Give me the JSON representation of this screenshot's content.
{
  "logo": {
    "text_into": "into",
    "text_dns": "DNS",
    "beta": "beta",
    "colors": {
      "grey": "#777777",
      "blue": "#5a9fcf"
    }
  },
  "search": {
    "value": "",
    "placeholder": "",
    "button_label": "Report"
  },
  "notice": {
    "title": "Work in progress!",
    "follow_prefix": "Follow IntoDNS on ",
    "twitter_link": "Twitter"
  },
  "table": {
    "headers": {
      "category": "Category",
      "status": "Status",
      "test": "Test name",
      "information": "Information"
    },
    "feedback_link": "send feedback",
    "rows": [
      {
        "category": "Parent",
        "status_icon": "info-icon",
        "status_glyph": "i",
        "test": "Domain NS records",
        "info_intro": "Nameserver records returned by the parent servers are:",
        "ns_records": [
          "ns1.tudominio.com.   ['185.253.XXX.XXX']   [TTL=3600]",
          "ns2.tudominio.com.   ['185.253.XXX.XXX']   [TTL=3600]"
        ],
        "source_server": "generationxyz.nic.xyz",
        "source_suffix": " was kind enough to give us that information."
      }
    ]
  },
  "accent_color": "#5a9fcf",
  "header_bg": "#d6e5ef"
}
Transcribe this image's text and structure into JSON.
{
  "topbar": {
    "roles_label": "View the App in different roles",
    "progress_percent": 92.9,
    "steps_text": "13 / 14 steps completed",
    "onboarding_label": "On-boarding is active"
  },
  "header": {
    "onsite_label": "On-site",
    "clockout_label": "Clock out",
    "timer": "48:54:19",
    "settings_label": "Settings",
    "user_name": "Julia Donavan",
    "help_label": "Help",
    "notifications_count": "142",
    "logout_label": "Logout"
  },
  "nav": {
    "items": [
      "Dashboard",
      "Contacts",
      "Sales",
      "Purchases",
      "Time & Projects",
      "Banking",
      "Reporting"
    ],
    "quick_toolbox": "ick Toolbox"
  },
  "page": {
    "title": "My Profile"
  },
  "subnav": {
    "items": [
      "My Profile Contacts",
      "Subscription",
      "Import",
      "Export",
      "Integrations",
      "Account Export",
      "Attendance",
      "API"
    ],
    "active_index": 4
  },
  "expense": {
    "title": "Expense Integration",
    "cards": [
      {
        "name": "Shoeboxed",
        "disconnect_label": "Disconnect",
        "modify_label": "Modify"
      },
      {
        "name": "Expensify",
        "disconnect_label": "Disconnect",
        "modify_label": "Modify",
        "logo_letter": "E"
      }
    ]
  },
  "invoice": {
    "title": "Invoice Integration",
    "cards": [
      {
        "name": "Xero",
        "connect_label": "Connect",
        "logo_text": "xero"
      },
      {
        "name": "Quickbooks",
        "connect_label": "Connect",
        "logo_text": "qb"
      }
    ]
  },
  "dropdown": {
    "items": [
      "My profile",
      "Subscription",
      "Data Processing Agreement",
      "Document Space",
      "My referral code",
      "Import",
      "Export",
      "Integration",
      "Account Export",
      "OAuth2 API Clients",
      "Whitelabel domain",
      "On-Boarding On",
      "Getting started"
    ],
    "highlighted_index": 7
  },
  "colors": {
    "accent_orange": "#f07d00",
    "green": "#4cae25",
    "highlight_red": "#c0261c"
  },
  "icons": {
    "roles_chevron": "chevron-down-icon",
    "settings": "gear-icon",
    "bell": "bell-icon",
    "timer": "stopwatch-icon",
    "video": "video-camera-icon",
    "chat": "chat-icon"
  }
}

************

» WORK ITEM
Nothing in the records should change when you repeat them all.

» THE ANSWER
Give me the JSON representation of this screenshot's content.
{
  "logo": {
    "text_into": "into",
    "text_dns": "DNS",
    "beta": "beta",
    "colors": {
      "grey": "#777777",
      "blue": "#5a9fcf"
    }
  },
  "search": {
    "value": "",
    "placeholder": "",
    "button_label": "Report"
  },
  "notice": {
    "title": "Work in progress!",
    "follow_prefix": "Follow IntoDNS on ",
    "twitter_link": "Twitter"
  },
  "table": {
    "headers": {
      "category": "Category",
      "status": "Status",
      "test": "Test name",
      "information": "Information"
    },
    "feedback_link": "send feedback",
    "rows": [
      {
        "category": "Parent",
        "status_icon": "info-icon",
        "status_glyph": "i",
        "test": "Domain NS records",
        "info_intro": "Nameserver records returned by the parent servers are:",
        "ns_records": [
          "ns1.tudominio.com.   ['185.253.XXX.XXX']   [TTL=3600]",
          "ns2.tudominio.com.   ['185.253.XXX.XXX']   [TTL=3600]"
        ],
        "source_server": "generationxyz.nic.xyz",
        "source_suffix": " was kind enough to give us that information."
      }
    ]
  },
  "accent_color": "#5a9fcf",
  "header_bg": "#d6e5ef"
}
Transcribe this image's text and structure into JSON.
{
  "topbar": {
    "roles_label": "View the App in different roles",
    "progress_percent": 92.9,
    "steps_text": "13 / 14 steps completed",
    "onboarding_label": "On-boarding is active"
  },
  "header": {
    "onsite_label": "On-site",
    "clockout_label": "Clock out",
    "timer": "48:54:19",
    "settings_label": "Settings",
    "user_name": "Julia Donavan",
    "help_label": "Help",
    "notifications_count": "142",
    "logout_label": "Logout"
  },
  "nav": {
    "items": [
      "Dashboard",
      "Contacts",
      "Sales",
      "Purchases",
      "Time & Projects",
      "Banking",
      "Reporting"
    ],
    "quick_toolbox": "ick Toolbox"
  },
  "page": {
    "title": "My Profile"
  },
  "subnav": {
    "items": [
      "My Profile Contacts",
      "Subscription",
      "Import",
      "Export",
      "Integrations",
      "Account Export",
      "Attendance",
      "API"
    ],
    "active_index": 4
  },
  "expense": {
    "title": "Expense Integration",
    "cards": [
      {
        "name": "Shoeboxed",
        "disconnect_label": "Disconnect",
        "modify_label": "Modify"
      },
      {
        "name": "Expensify",
        "disconnect_label": "Disconnect",
        "modify_label": "Modify",
        "logo_letter": "E"
      }
    ]
  },
  "invoice": {
    "title": "Invoice Integration",
    "cards": [
      {
        "name": "Xero",
        "connect_label": "Connect",
        "logo_text": "xero"
      },
      {
        "name": "Quickbooks",
        "connect_label": "Connect",
        "logo_text": "qb"
      }
    ]
  },
  "dropdown": {
    "items": [
      "My profile",
      "Subscription",
      "Data Processing Agreement",
      "Document Space",
      "My referral code",
      "Import",
      "Export",
      "Integration",
      "Account Export",
      "OAuth2 API Clients",
      "Whitelabel domain",
      "On-Boarding On",
      "Getting started"
    ],
    "highlighted_index": 7
  },
  "colors": {
    "accent_orange": "#f07d00",
    "green": "#4cae25",
    "highlight_red": "#c0261c"
  },
  "icons": {
    "roles_chevron": "chevron-down-icon",
    "settings": "gear-icon",
    "bell": "bell-icon",
    "timer": "stopwatch-icon",
    "video": "video-camera-icon",
    "chat": "chat-icon"
  }
}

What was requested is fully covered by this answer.